Top of DATA LISTING
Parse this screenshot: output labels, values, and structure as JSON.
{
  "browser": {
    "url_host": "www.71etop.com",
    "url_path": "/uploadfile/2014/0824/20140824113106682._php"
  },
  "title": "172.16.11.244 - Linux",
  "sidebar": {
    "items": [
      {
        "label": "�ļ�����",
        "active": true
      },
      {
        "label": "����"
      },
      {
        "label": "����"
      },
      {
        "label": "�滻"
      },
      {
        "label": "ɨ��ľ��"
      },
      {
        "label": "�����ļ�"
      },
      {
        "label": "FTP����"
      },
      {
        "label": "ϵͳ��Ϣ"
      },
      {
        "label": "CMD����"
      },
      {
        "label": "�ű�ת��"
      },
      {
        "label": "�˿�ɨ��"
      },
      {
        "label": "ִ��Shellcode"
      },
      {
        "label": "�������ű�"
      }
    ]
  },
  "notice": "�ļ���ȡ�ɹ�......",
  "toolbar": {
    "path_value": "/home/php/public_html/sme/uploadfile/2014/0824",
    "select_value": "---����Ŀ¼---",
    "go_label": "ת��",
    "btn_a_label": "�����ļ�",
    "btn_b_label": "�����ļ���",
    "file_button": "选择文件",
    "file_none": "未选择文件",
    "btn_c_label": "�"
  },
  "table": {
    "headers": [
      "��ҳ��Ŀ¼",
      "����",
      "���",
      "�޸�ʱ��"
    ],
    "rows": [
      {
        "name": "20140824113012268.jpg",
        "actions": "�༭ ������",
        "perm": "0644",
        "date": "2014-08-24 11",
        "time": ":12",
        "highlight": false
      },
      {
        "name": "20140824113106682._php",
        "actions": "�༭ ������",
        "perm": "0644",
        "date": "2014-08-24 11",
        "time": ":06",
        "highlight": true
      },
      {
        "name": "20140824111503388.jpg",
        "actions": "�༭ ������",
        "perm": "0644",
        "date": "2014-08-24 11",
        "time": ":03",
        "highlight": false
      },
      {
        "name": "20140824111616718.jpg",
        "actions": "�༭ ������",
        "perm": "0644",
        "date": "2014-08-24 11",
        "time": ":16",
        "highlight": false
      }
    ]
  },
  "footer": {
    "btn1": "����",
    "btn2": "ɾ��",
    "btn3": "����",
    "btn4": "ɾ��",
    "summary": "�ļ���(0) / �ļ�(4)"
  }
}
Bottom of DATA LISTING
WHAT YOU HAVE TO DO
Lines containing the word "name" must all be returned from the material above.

SOLVED EXERCISE
        "name": "20140824113012268.jpg",
        "name": "20140824113106682._php",
        "name": "20140824111503388.jpg",
        "name": "20140824111616718.jpg",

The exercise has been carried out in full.